- [Problem details]: In the entries below, identify every line with the string "time" and copy it.

Source data
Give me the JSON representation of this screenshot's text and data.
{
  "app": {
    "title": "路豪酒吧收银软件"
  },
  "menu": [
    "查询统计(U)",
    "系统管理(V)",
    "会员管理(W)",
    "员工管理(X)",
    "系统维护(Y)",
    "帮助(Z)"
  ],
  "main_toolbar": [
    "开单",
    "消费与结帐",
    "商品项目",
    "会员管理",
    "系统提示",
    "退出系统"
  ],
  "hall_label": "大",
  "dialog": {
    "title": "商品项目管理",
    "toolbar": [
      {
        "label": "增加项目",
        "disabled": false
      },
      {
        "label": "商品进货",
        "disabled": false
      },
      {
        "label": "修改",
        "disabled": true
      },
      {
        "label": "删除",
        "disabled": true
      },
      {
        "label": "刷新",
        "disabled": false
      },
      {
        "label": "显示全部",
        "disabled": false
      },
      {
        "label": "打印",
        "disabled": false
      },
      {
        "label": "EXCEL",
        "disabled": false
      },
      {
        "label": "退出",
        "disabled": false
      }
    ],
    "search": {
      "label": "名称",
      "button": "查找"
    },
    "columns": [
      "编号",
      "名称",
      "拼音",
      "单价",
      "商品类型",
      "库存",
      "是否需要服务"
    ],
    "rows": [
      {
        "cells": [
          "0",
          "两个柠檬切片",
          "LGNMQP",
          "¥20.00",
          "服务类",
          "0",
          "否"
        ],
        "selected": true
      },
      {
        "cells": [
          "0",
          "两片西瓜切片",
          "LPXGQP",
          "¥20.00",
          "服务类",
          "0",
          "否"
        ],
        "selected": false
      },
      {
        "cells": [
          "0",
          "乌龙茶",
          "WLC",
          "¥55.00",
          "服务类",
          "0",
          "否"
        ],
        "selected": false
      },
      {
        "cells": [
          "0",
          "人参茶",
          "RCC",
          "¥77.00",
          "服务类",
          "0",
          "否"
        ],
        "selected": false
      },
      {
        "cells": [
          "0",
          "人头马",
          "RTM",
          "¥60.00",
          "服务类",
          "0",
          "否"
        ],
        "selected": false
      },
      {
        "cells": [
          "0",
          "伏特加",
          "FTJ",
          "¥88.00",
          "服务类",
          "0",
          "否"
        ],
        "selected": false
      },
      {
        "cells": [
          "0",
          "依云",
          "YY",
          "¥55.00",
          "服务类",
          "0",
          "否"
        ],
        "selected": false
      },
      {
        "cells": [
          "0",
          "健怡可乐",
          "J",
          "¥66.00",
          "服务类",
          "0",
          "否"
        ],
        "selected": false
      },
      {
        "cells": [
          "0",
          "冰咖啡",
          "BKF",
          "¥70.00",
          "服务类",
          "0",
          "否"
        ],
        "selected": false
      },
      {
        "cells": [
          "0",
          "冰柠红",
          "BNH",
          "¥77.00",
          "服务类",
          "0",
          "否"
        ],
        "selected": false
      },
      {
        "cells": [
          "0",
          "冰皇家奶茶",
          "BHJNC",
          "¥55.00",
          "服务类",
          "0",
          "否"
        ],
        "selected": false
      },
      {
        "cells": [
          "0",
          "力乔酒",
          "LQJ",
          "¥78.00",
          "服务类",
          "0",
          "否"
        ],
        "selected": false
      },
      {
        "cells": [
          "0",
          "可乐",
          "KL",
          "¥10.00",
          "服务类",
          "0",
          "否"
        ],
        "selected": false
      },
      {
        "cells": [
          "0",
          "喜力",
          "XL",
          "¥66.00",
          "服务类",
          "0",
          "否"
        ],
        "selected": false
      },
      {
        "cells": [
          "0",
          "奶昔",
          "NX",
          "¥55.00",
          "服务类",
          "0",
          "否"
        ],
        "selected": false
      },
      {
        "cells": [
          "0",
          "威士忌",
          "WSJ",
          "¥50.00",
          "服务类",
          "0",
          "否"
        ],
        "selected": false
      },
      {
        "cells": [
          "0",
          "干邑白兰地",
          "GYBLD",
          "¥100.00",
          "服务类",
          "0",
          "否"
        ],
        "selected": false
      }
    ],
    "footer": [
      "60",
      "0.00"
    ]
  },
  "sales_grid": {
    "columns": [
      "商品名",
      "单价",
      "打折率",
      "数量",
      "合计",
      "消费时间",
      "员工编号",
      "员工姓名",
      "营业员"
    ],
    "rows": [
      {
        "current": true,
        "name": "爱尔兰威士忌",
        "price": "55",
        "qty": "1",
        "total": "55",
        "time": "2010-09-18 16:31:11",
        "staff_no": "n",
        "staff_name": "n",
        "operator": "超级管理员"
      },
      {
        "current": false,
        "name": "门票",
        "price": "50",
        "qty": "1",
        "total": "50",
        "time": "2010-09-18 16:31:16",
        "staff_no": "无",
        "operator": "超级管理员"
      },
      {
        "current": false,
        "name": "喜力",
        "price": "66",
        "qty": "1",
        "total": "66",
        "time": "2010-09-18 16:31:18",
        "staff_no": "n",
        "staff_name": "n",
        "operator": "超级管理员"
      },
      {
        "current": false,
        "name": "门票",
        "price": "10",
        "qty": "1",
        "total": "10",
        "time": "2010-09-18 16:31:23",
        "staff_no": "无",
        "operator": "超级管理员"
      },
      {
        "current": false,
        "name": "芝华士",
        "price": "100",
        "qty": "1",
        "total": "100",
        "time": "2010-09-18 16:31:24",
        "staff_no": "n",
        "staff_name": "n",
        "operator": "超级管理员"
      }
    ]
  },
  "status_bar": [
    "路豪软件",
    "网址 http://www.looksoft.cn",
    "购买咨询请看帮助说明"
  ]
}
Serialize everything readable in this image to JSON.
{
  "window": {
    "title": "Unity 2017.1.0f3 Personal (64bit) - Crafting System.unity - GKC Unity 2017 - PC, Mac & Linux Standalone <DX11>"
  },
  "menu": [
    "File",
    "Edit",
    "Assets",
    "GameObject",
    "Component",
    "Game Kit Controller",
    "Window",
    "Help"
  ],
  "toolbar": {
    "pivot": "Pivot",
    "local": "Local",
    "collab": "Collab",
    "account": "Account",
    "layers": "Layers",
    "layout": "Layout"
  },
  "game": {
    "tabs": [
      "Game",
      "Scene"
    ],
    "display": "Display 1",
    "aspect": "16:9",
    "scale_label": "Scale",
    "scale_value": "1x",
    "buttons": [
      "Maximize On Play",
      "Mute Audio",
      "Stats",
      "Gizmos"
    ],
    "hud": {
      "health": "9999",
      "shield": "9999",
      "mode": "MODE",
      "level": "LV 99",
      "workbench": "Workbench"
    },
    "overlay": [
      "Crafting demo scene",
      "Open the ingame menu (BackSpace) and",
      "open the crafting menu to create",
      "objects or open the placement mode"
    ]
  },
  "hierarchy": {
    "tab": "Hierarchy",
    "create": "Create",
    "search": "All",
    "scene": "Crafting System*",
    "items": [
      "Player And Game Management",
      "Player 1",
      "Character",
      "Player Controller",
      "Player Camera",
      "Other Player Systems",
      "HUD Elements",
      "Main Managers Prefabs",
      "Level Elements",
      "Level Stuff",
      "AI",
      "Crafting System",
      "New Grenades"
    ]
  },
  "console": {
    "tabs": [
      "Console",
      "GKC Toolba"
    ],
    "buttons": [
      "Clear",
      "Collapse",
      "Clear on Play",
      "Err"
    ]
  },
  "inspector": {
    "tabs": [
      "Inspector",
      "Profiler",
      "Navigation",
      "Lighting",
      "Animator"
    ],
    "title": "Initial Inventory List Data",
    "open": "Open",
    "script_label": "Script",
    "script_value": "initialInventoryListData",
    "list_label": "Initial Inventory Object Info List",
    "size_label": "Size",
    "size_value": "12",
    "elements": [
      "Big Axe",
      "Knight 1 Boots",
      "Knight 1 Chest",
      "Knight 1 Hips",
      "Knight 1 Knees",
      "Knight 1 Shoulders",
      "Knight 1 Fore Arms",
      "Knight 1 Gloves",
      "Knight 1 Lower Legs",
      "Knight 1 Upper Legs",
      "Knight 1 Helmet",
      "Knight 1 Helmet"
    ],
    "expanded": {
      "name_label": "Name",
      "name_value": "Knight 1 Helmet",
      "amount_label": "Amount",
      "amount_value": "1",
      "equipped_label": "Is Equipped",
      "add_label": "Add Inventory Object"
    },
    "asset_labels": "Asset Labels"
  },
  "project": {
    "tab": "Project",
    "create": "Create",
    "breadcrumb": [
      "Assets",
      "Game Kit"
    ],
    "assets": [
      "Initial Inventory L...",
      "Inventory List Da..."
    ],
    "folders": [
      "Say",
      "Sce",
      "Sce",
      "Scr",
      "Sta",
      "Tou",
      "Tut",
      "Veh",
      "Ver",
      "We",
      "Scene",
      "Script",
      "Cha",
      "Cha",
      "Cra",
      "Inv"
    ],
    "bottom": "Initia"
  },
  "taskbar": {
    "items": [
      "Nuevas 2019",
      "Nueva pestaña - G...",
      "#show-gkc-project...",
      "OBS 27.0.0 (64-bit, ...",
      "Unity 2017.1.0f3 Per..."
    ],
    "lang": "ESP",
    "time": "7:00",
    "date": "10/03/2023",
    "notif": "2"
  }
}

- [Response to the task]:
        "time": "2010-09-18 16:31:11",
        "time": "2010-09-18 16:31:16",
        "time": "2010-09-18 16:31:18",
        "time": "2010-09-18 16:31:23",
        "time": "2010-09-18 16:31:24",
    "time": "7:00",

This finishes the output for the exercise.